╭─ GIVEN RECORDS
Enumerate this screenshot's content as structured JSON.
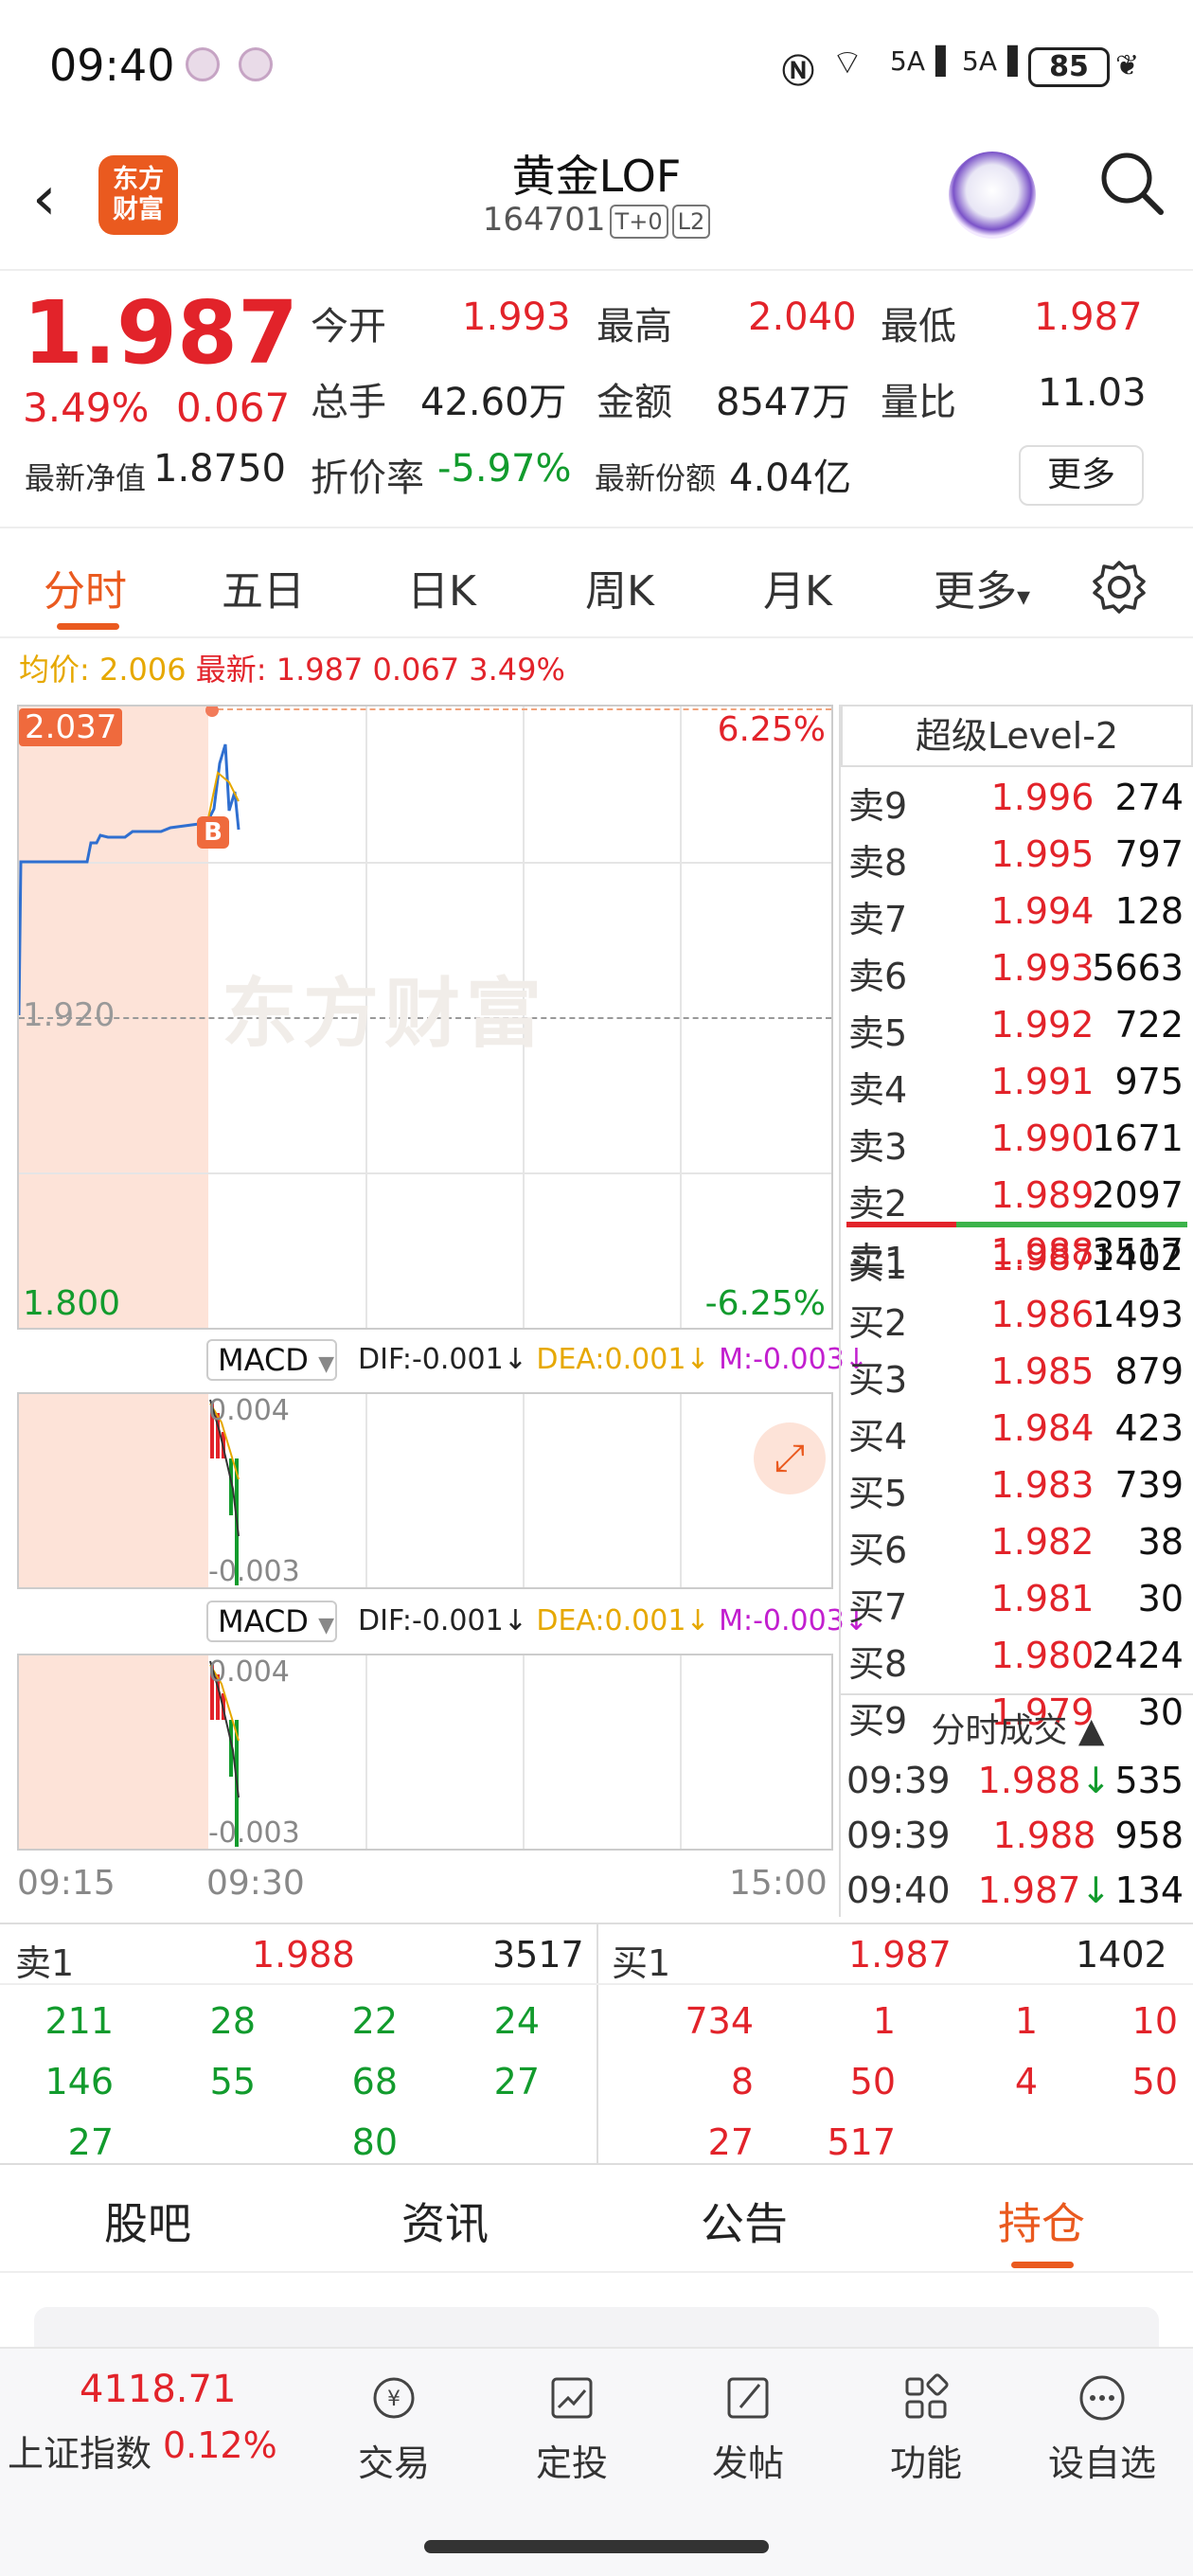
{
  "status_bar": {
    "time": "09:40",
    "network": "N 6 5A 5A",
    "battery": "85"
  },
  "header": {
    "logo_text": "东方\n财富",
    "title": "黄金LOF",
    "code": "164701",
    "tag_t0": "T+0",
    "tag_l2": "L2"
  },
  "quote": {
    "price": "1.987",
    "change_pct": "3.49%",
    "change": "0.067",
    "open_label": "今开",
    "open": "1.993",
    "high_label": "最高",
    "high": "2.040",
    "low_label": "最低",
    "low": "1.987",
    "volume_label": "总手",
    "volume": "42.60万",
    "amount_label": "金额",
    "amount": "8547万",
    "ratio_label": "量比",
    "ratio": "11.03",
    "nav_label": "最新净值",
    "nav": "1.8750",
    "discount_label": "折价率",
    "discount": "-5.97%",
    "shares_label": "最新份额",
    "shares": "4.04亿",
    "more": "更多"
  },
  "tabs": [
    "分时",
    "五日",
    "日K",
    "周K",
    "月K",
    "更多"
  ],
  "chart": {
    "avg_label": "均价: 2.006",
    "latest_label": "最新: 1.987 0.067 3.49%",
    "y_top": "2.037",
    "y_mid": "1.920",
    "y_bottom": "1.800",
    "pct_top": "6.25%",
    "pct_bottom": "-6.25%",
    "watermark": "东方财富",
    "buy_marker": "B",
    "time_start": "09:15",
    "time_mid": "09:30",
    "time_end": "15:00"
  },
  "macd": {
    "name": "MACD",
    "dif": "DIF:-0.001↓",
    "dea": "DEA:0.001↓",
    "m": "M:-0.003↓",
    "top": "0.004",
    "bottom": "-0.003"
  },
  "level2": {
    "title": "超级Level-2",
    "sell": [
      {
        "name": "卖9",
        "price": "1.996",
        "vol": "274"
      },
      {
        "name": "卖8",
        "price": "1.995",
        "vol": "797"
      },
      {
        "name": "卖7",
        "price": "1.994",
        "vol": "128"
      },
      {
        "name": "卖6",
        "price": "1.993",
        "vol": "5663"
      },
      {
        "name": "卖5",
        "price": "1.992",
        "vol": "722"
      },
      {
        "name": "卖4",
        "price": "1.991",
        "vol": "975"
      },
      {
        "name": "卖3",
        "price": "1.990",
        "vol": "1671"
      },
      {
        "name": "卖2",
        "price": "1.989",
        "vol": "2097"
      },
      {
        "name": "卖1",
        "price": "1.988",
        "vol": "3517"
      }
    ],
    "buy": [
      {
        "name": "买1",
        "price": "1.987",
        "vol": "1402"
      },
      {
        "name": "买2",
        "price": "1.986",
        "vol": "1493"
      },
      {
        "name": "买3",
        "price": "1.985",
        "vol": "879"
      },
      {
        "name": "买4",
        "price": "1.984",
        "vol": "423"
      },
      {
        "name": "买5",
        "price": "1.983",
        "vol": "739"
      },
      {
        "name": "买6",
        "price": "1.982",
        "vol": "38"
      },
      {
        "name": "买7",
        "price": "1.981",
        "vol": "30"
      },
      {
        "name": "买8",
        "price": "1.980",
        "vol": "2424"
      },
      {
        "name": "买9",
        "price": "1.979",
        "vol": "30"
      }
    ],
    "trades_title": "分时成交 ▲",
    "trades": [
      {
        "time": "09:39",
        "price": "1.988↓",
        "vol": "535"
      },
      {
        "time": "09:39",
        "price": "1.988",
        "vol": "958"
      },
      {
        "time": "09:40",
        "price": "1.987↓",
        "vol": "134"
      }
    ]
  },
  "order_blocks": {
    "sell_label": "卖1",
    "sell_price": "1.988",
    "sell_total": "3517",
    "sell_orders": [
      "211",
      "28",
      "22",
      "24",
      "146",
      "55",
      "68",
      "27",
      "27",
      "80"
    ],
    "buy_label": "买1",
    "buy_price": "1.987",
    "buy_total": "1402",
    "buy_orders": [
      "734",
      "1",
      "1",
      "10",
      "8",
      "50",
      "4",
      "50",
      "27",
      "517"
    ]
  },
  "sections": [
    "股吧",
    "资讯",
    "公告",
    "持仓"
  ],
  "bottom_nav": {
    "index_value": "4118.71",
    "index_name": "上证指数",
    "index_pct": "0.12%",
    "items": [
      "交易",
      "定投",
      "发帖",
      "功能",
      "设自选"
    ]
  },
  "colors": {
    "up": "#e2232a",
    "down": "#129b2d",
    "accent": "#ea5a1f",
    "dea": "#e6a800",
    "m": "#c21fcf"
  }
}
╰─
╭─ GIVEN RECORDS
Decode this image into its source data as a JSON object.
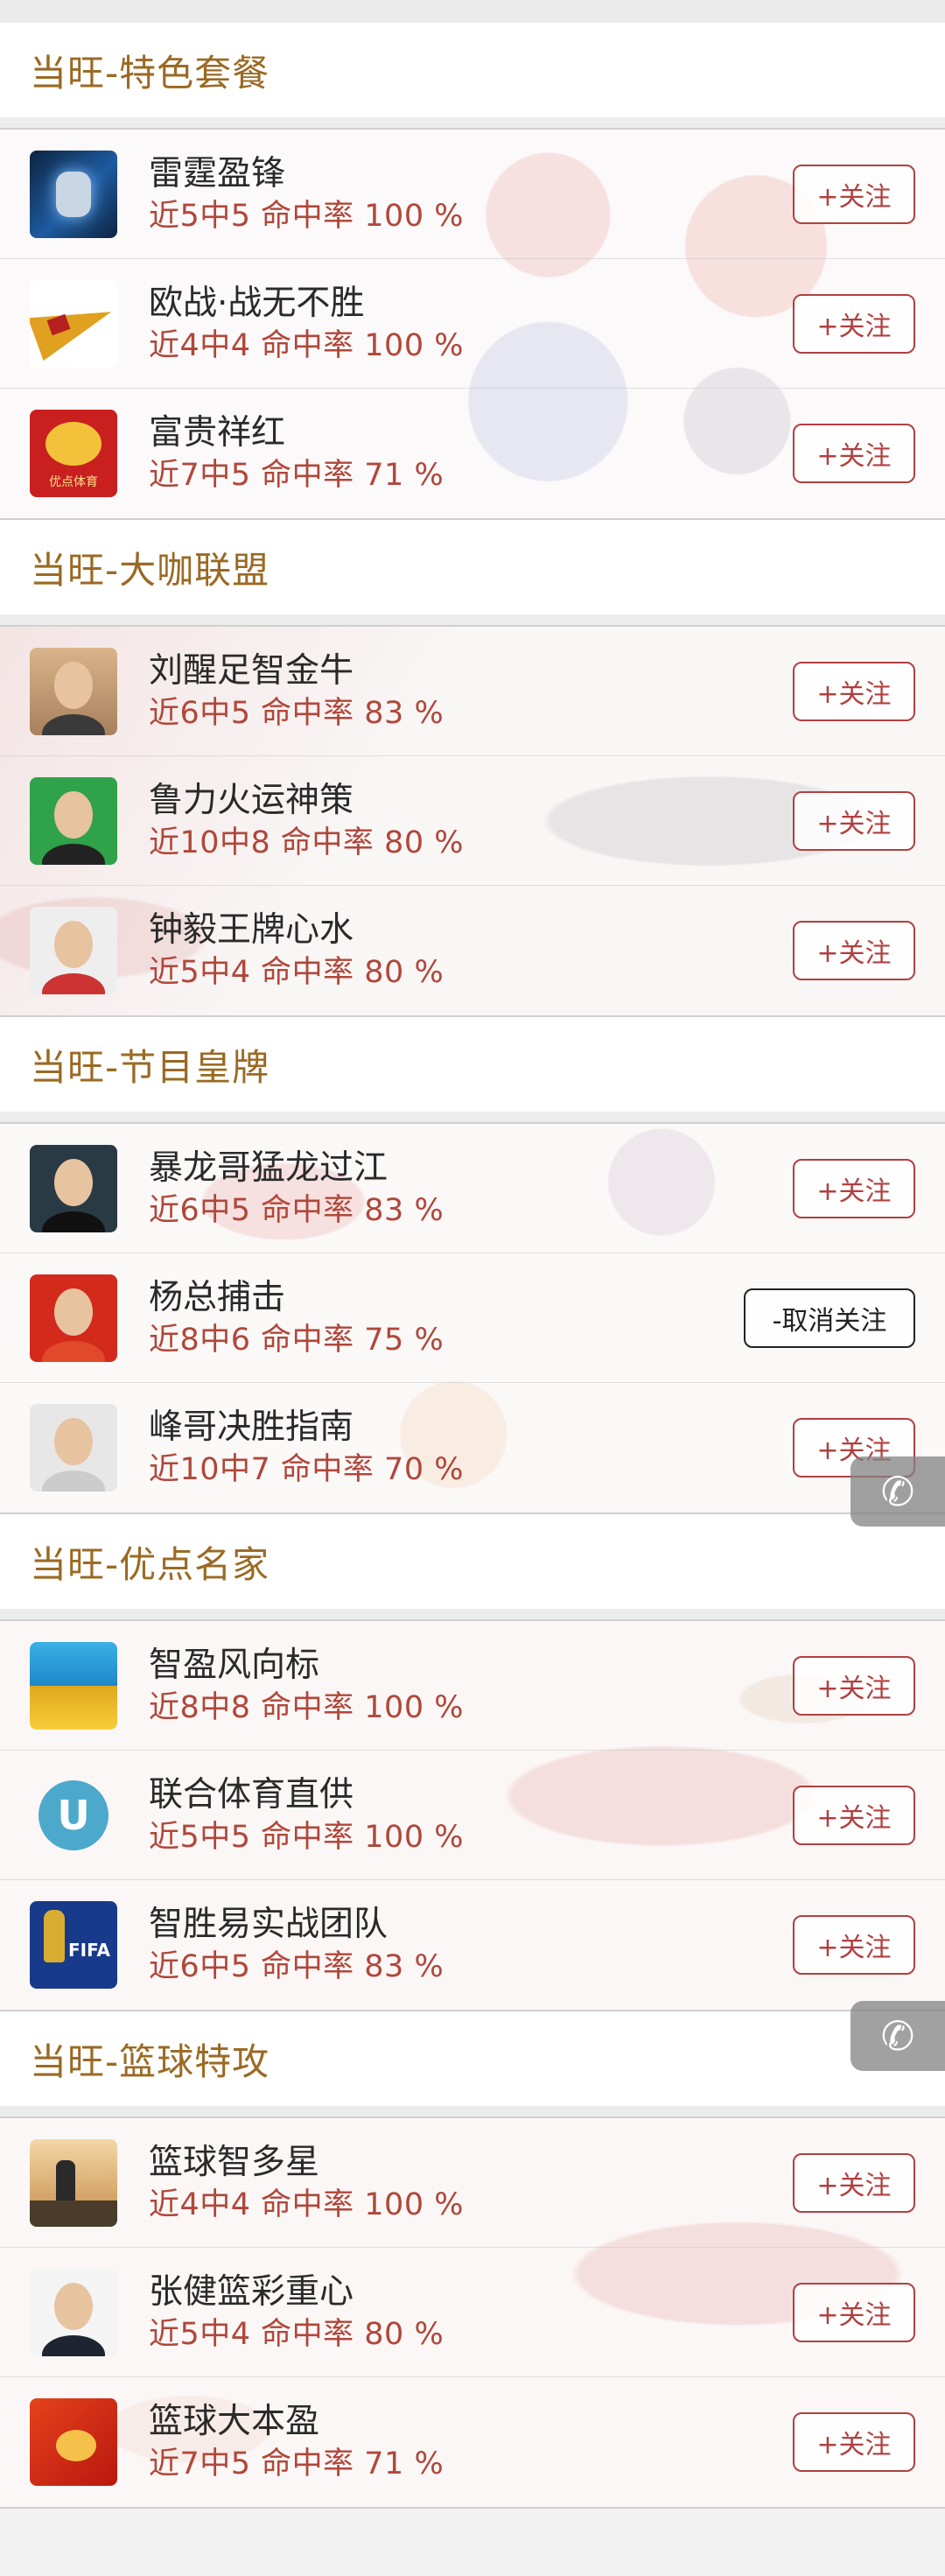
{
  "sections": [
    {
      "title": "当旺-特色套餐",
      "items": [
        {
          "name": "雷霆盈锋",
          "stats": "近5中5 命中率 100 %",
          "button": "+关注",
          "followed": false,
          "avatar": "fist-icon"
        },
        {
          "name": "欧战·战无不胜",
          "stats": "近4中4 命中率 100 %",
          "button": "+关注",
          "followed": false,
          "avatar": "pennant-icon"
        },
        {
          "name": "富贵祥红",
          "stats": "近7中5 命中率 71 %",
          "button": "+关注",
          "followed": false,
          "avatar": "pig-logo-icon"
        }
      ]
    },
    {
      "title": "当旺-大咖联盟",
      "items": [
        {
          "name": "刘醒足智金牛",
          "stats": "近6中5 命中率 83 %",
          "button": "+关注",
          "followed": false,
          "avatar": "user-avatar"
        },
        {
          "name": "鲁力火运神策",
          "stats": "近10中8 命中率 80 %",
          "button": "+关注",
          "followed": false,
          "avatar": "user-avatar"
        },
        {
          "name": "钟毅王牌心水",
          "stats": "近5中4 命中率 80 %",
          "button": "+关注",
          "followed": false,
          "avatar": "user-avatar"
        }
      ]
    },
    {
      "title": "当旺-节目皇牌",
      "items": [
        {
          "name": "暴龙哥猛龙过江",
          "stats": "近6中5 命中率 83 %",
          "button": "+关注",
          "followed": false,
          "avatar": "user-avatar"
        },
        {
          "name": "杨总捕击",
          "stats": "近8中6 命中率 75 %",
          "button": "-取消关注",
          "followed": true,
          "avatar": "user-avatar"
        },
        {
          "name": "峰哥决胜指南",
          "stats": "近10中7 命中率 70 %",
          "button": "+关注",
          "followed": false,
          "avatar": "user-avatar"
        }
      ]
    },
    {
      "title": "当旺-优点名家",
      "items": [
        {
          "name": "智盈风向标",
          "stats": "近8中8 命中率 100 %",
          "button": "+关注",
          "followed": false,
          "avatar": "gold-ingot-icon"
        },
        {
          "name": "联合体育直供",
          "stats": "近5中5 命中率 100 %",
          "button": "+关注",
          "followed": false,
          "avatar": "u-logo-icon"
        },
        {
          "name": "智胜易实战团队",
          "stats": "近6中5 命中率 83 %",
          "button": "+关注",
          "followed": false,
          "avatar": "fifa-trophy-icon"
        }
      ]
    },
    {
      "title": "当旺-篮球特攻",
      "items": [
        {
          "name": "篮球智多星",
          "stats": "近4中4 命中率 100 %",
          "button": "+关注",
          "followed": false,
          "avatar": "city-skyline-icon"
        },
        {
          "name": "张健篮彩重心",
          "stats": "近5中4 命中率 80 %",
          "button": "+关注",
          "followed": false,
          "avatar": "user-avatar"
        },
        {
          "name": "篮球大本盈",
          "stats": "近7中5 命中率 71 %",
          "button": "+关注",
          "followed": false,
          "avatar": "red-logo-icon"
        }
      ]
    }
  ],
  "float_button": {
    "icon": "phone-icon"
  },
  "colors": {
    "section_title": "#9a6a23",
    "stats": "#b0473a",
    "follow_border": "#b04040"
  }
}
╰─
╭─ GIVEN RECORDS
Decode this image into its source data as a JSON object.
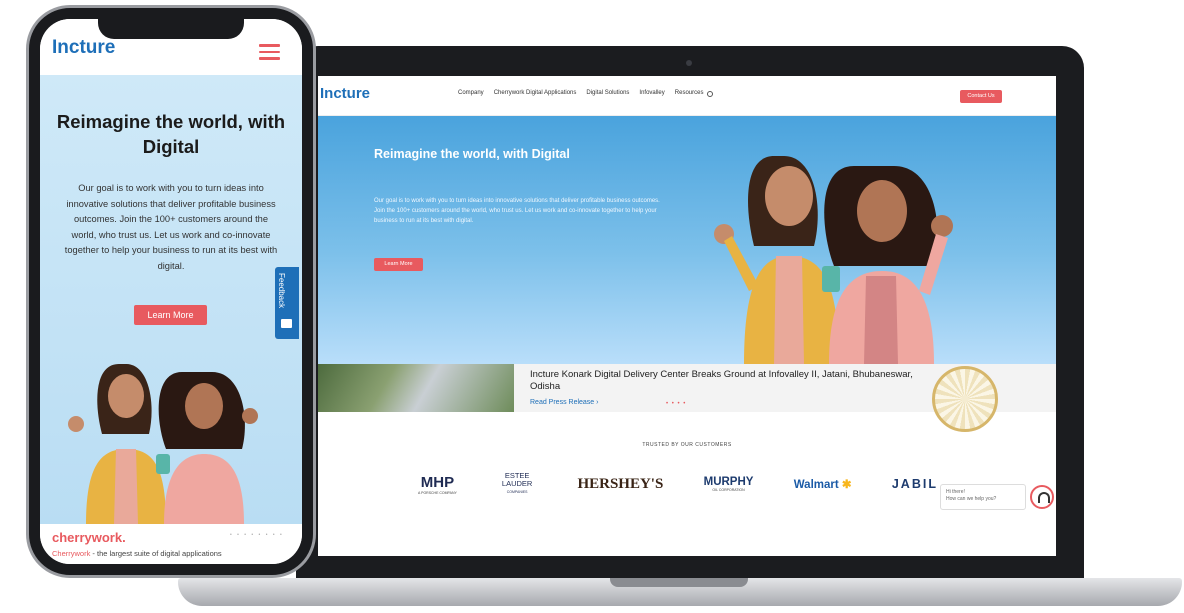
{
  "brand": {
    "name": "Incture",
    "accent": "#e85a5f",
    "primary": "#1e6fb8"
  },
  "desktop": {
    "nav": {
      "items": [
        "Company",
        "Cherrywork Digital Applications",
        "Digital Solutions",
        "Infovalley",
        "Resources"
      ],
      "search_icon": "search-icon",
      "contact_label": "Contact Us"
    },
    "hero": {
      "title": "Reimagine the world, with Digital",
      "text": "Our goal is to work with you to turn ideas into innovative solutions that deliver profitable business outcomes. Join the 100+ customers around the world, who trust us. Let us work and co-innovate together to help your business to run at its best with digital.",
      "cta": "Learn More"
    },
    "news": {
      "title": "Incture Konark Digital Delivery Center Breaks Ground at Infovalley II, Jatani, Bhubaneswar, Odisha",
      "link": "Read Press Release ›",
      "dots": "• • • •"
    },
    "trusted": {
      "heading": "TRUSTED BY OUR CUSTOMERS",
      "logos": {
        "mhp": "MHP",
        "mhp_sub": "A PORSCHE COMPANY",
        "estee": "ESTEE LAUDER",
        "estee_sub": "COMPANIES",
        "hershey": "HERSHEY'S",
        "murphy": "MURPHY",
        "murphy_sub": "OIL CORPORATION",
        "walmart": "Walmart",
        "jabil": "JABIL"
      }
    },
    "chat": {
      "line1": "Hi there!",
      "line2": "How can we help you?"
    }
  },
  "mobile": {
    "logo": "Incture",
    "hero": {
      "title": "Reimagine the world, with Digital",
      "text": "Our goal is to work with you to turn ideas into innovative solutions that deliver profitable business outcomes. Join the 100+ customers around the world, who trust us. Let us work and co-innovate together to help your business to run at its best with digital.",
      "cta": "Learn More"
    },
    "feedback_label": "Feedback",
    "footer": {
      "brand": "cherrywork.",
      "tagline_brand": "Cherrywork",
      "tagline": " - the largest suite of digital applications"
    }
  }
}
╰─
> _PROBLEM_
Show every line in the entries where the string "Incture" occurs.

> _RESPONSE BOX_
    "name": "Incture",
      "title": "Incture Konark Digital Delivery Center Breaks Ground at Infovalley II, Jatani, Bhubaneswar, Odisha",
    "logo": "Incture",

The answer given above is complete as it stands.